What you have to do:
Return the full set of records, matching them character for character.

Web page and app entries:
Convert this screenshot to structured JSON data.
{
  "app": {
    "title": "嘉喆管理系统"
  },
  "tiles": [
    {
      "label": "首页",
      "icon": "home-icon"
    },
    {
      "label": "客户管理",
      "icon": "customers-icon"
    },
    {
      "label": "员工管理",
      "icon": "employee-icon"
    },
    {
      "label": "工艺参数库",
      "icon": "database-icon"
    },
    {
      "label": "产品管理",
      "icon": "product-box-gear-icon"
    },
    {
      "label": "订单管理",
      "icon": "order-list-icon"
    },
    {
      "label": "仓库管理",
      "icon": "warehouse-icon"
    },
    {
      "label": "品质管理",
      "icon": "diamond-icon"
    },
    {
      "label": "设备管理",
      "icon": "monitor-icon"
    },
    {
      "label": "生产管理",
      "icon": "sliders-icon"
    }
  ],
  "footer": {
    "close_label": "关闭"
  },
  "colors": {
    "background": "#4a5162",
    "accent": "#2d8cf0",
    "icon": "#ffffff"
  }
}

Exercise solution:
Convert this screenshot to structured JSON data.
{
  "app": {
    "title": "嘉喆管理系统"
  },
  "tiles": [
    {
      "label": "首页",
      "icon": "home-icon"
    },
    {
      "label": "客户管理",
      "icon": "customers-icon"
    },
    {
      "label": "员工管理",
      "icon": "employee-icon"
    },
    {
      "label": "工艺参数库",
      "icon": "database-icon"
    },
    {
      "label": "产品管理",
      "icon": "product-box-gear-icon"
    },
    {
      "label": "订单管理",
      "icon": "order-list-icon"
    },
    {
      "label": "仓库管理",
      "icon": "warehouse-icon"
    },
    {
      "label": "品质管理",
      "icon": "diamond-icon"
    },
    {
      "label": "设备管理",
      "icon": "monitor-icon"
    },
    {
      "label": "生产管理",
      "icon": "sliders-icon"
    }
  ],
  "footer": {
    "close_label": "关闭"
  },
  "colors": {
    "background": "#4a5162",
    "accent": "#2d8cf0",
    "icon": "#ffffff"
  }
}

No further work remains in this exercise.